    Peter's fans seem to feel connected to him in some way. It's either his style of writing or the editor's work in his books. Either way, there seems to be some kind of connection, or bond, with this ordinary guy living in middle Tennessee.

    I've enjoyed rereading his first works, A Walk Across America and The Walk West, but I also really enjoyed Along The Edge of America. Perhaps it is because I have my own love of the Gulf shore, especially in the National Park Service's Padre Island National Seashore near Corpus Christ. My wife and I visit the island every year, tent camping in the park's campground.

  3. Thanks for sharing this synopsis on Peter Jenkins and his wife Barbara. I agree with you and admire her as well. She should get more credit than she does. Thanks again for sharing, this was an informative read. =]

  4. It is as if we, followers and readers of Peter Jenkins' books, have been ghosted by Peter. He has not posted on his Facebook page in over two years. The last we read, he was working on his latest book. Then...nada. Zilch. We wonder if he is ill? Did he decide to give up writing? I was so looking forward to his latest book. I find this very strange and worrisome. We are hoping if he is ill or injured, some member of his family would post a quick update of sorts.
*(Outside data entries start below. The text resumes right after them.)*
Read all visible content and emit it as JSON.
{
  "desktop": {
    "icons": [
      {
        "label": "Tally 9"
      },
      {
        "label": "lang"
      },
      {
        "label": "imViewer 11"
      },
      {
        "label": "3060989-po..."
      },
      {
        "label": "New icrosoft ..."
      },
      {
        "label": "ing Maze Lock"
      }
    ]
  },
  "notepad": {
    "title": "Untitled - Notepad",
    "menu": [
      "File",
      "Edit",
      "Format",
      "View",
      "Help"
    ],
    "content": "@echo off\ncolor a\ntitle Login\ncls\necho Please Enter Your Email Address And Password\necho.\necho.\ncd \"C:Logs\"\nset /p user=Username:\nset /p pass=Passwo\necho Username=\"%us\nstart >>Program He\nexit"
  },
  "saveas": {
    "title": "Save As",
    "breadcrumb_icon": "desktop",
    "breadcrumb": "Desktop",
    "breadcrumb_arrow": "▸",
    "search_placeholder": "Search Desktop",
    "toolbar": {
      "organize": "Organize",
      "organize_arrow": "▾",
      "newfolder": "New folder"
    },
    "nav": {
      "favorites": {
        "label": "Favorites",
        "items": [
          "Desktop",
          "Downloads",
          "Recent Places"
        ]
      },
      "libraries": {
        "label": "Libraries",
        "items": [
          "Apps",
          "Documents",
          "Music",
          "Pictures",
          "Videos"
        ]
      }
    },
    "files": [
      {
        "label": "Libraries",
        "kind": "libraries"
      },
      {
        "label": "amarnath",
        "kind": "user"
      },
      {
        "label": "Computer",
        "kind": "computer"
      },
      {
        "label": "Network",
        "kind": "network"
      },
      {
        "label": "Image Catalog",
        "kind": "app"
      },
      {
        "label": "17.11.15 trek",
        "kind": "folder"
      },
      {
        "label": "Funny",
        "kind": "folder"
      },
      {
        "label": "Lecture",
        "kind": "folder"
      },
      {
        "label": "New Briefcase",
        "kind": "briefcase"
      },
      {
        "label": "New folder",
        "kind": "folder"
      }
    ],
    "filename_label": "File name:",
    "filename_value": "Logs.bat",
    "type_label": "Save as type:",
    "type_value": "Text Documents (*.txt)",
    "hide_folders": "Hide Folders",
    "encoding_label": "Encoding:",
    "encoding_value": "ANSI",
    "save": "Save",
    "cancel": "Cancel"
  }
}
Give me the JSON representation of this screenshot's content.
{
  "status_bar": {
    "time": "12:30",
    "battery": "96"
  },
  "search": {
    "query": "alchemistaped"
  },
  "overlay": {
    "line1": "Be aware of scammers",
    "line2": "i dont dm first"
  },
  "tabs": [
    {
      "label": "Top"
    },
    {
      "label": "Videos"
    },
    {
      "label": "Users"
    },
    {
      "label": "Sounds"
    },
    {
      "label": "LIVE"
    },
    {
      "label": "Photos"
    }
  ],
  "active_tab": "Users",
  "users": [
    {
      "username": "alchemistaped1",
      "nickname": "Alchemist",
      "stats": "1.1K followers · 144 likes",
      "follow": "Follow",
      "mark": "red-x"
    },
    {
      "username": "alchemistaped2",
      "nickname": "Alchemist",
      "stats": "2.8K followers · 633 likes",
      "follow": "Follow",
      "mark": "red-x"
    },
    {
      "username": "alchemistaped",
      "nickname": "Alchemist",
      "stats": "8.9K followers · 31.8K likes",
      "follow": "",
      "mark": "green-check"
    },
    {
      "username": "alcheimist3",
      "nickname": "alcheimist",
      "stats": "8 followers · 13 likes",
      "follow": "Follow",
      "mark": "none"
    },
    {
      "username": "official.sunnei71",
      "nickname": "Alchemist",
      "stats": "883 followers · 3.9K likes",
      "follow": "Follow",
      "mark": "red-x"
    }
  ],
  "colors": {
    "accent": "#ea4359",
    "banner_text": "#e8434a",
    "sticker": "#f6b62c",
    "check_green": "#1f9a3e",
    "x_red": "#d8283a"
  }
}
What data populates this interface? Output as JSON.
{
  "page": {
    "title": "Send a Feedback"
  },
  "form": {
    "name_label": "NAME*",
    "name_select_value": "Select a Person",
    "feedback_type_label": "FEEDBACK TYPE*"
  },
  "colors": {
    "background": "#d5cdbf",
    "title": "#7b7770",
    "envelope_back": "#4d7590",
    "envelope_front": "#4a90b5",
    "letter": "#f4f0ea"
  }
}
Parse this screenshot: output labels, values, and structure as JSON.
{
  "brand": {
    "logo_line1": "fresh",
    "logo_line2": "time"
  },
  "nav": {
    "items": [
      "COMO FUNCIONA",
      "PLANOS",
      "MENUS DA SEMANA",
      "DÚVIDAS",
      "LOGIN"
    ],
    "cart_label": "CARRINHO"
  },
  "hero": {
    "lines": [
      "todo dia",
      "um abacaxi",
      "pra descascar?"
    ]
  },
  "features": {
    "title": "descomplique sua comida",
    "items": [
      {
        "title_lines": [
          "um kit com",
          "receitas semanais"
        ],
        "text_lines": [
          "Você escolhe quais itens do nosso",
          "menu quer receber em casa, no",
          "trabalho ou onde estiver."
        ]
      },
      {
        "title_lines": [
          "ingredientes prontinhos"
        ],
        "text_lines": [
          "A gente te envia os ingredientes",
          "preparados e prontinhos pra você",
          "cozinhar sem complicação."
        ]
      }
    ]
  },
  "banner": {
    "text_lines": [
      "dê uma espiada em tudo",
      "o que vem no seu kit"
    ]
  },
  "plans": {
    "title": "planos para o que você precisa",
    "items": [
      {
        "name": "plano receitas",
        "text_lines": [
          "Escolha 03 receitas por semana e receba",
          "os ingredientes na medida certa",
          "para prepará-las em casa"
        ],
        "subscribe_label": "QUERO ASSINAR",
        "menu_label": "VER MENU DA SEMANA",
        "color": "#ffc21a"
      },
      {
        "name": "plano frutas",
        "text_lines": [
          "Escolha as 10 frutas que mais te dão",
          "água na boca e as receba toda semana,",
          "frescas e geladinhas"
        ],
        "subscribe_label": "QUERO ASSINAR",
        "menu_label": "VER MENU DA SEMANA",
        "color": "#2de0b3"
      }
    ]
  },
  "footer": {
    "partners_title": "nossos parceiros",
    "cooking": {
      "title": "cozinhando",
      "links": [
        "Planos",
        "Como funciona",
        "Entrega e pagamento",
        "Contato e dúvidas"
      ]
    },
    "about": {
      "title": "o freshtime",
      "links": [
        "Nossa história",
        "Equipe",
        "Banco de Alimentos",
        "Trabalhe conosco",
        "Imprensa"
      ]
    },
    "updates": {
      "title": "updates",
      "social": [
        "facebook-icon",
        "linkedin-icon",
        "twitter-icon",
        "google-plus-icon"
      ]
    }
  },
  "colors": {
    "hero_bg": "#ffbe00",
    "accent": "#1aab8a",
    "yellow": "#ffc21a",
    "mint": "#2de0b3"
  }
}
  5. There's very little background info available about this whole family besides their writing. Very "control the narrative" feel to it. I tripped over your blog trying to learn more about the people behind the writing--thank you for your synopsis.

  6. Peter came through my city when he was promoting a book, he was married to Rita at the time. He is a complete "horndog"as one of the comments here mentioned. Peter is a storyteller, the best kind, one who could sell ice to Eskimos – which he may have also tried. I feel for his kids and everyone who has ever tried to love him. He's a feather, blowing in the wind.

  7. Is anyone aware of any sexually oriented criminal activity or charges against him?